Element data from apps and pages
::::

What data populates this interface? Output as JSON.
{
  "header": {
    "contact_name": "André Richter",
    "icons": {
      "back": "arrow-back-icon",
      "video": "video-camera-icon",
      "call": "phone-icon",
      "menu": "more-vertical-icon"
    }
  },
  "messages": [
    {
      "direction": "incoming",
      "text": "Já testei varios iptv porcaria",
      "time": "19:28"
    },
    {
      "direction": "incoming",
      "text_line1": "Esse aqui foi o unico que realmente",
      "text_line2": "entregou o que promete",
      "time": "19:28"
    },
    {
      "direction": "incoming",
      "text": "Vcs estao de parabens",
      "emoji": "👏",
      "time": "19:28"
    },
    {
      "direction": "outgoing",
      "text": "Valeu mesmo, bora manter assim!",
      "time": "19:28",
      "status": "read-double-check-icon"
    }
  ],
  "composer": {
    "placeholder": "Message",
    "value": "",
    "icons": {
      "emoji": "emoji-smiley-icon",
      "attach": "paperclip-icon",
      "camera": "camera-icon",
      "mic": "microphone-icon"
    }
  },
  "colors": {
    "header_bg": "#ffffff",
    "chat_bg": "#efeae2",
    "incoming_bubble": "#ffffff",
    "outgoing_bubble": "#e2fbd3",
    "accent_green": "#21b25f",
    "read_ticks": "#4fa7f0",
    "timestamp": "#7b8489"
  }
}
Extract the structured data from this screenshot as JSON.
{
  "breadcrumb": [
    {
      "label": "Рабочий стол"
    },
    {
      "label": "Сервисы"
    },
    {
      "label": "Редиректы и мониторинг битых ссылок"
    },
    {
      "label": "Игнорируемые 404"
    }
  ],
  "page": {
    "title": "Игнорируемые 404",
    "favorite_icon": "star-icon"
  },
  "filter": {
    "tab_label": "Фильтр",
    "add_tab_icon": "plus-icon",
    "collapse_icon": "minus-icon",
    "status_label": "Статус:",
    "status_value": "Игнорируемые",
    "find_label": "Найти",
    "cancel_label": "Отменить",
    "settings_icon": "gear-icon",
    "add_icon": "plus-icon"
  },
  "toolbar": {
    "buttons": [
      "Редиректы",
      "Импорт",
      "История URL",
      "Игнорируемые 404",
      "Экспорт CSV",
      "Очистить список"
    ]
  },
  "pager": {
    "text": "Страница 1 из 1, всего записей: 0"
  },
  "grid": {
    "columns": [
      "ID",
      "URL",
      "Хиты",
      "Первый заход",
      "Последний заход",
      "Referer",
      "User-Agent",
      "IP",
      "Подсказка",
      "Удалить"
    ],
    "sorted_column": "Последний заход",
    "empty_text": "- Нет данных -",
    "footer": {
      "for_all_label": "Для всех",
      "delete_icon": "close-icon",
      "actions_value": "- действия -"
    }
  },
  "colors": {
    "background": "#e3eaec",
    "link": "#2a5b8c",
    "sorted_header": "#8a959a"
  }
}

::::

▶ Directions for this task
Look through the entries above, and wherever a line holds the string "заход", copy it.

▶ Expected answer
      "Первый заход",
      "Последний заход",
    "sorted_column": "Последний заход",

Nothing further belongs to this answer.